Yinka Shonibare was born in London in 1962 and moved to the Nigerian capital of Lagos when he was just three years old. He studied at the Byam Shaw School of Art, London in 1984-9 and completed a BA at Goldsmiths College, London in 1991.
Yinka Shonibare’s work
Shonibare considers himself ‘truly bi-cultural’ and strives to open up debate about the social, cultural and political issues that shape our histories and construct identity. His works challenge assumptions about representation by playfully blurring the boundaries between stereotypically Western ideas about ‘high’ art and traditional categorisations of ‘African art.’
He is best known for his use of colourful batik fabric, which he buys from Brixton market. Labelled as ‘African’, the fabric actually originates from Indonesia; it was introduced to Africa by British manufacturers via Dutch colonisers in the nineteenth century. Shonibare uses the fabric as a metaphor to address issues of origin and authenticity and to challenge straightforward readings of his work.

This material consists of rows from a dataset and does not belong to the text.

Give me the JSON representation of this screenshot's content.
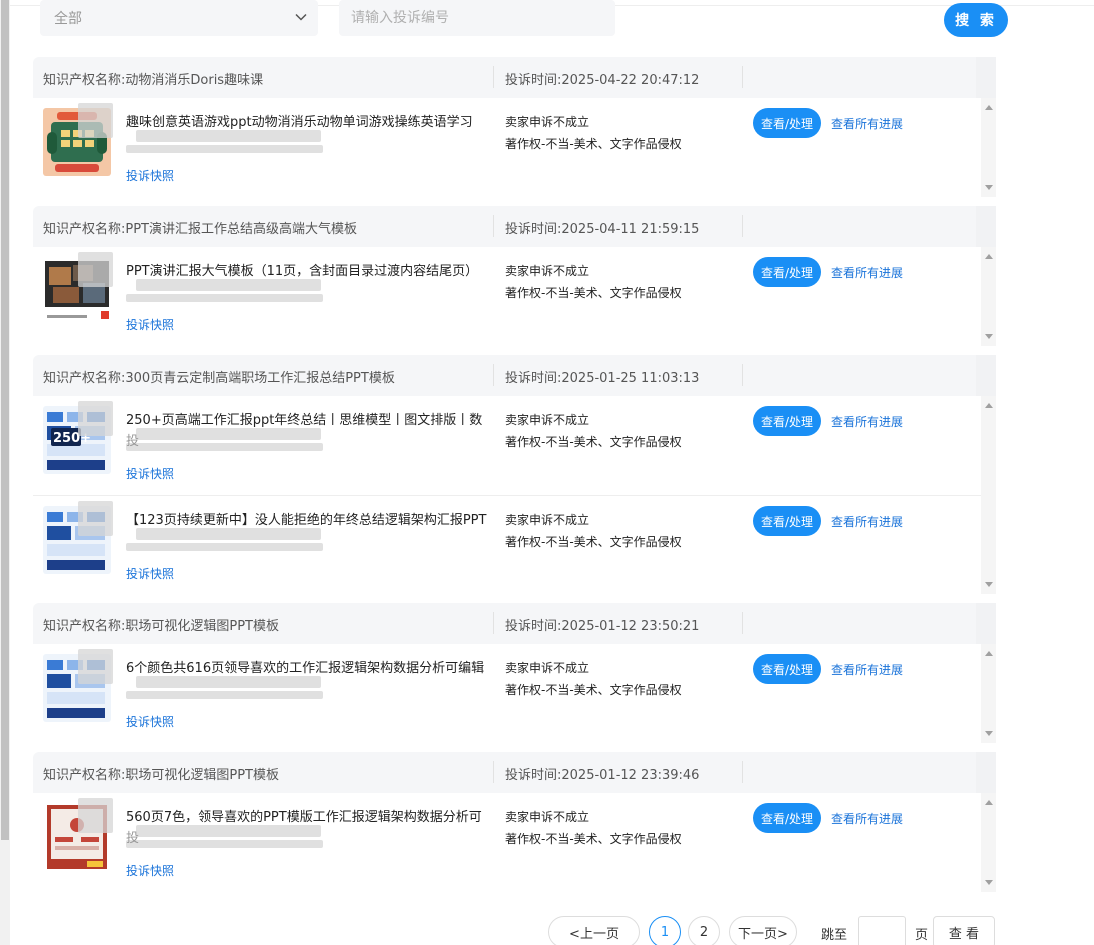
{
  "filter": {
    "status_select": "全部",
    "complaint_no_placeholder": "请输入投诉编号",
    "search_label": "搜 索"
  },
  "groups": [
    {
      "ip_name": "知识产权名称:动物消消乐Doris趣味课",
      "complaint_time": "投诉时间:2025-04-22 20:47:12",
      "items": [
        {
          "title": "趣味创意英语游戏ppt动物消消乐动物单词游戏操练英语学习",
          "subline": "",
          "snapshot": "投诉快照",
          "status": "卖家申诉不成立",
          "reason": "著作权-不当-美术、文字作品侵权",
          "view": "查看/处理",
          "progress": "查看所有进展",
          "thumb": "game"
        }
      ]
    },
    {
      "ip_name": "知识产权名称:PPT演讲汇报工作总结高级高端大气模板",
      "complaint_time": "投诉时间:2025-04-11 21:59:15",
      "items": [
        {
          "title": "PPT演讲汇报大气模板（11页，含封面目录过渡内容结尾页）",
          "subline": "",
          "snapshot": "投诉快照",
          "status": "卖家申诉不成立",
          "reason": "著作权-不当-美术、文字作品侵权",
          "view": "查看/处理",
          "progress": "查看所有进展",
          "thumb": "photo"
        }
      ]
    },
    {
      "ip_name": "知识产权名称:300页青云定制高端职场工作汇报总结PPT模板",
      "complaint_time": "投诉时间:2025-01-25 11:03:13",
      "items": [
        {
          "title": "250+页高端工作汇报ppt年终总结丨思维模型丨图文排版丨数",
          "subline": "投",
          "snapshot": "投诉快照",
          "status": "卖家申诉不成立",
          "reason": "著作权-不当-美术、文字作品侵权",
          "view": "查看/处理",
          "progress": "查看所有进展",
          "thumb": "blue250"
        },
        {
          "title": "【123页持续更新中】没人能拒绝的年终总结逻辑架构汇报PPT",
          "subline": "",
          "snapshot": "投诉快照",
          "status": "卖家申诉不成立",
          "reason": "著作权-不当-美术、文字作品侵权",
          "view": "查看/处理",
          "progress": "查看所有进展",
          "thumb": "blue"
        }
      ]
    },
    {
      "ip_name": "知识产权名称:职场可视化逻辑图PPT模板",
      "complaint_time": "投诉时间:2025-01-12 23:50:21",
      "items": [
        {
          "title": "6个颜色共616页领导喜欢的工作汇报逻辑架构数据分析可编辑",
          "subline": "",
          "snapshot": "投诉快照",
          "status": "卖家申诉不成立",
          "reason": "著作权-不当-美术、文字作品侵权",
          "view": "查看/处理",
          "progress": "查看所有进展",
          "thumb": "blue"
        }
      ]
    },
    {
      "ip_name": "知识产权名称:职场可视化逻辑图PPT模板",
      "complaint_time": "投诉时间:2025-01-12 23:39:46",
      "items": [
        {
          "title": "560页7色，领导喜欢的PPT模版工作汇报逻辑架构数据分析可",
          "subline": "投",
          "snapshot": "投诉快照",
          "status": "卖家申诉不成立",
          "reason": "著作权-不当-美术、文字作品侵权",
          "view": "查看/处理",
          "progress": "查看所有进展",
          "thumb": "red"
        }
      ]
    }
  ],
  "pagination": {
    "prev": "<上一页",
    "pages": [
      "1",
      "2"
    ],
    "current": "1",
    "next": "下一页>",
    "jump_to": "跳至",
    "page_unit": "页",
    "go": "查 看"
  },
  "colors": {
    "accent": "#1a8ff5",
    "link": "#1a73d9",
    "header_bg": "#f5f6f8"
  }
}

In Maxa 2003, Shonibare substitutes the canvas for small regimented circles of ‘African’ fabric that are decorated on the front and sides like icing on a cake. These perfect circular forms create visual chaos and offer a political challenge to ideas about taste. The problematic history of the fabric undercuts the visual pleasure of the patterns as the work becomes a metaphor for excess and exploitation. Shonibare creates ‘high’ art from commonplace cloth, asking us to consider the excesses of commercial decadenceand its relationshio with third-world exploitation.

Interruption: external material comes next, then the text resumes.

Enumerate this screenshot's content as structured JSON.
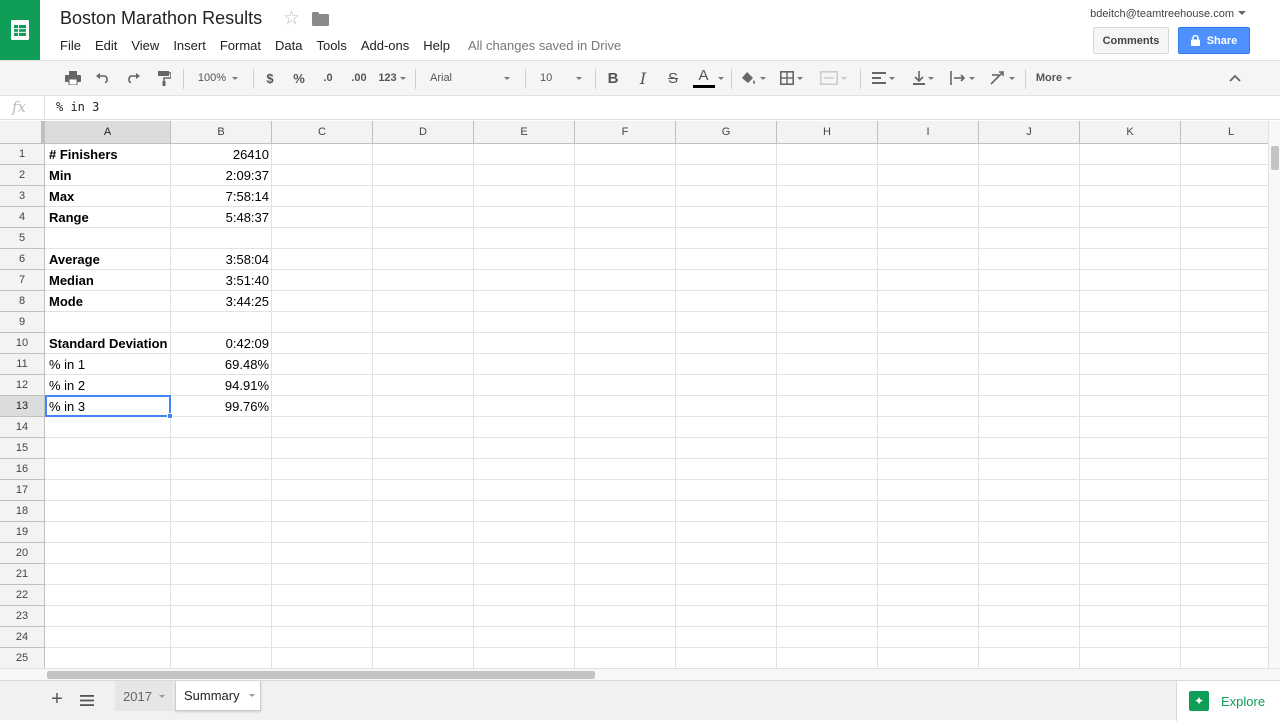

The Swing (after Fragonard) 2001 re-presents a celebrated eighteenth-century painting by Jean-Honoré Fragonard of a young woman kicking out her legs from underneath a froth of petticoats while lounging on a swing. Luxury, wealth and frivolity are symbolised through dress, though fabric branded with a modern commercial logo supplies a humorous twist.
Un Ballo in Maschera (a Masked Ball) 2004 is Shonibare’s first film. It presents the assassination of King Gustav III of Sweden in 1792 through the medium of dance. Costume highlights ambiguities of identity and gender, while the lack of dialogue and repetition of the action ask us to consider the conventions of narrative and the structure of film..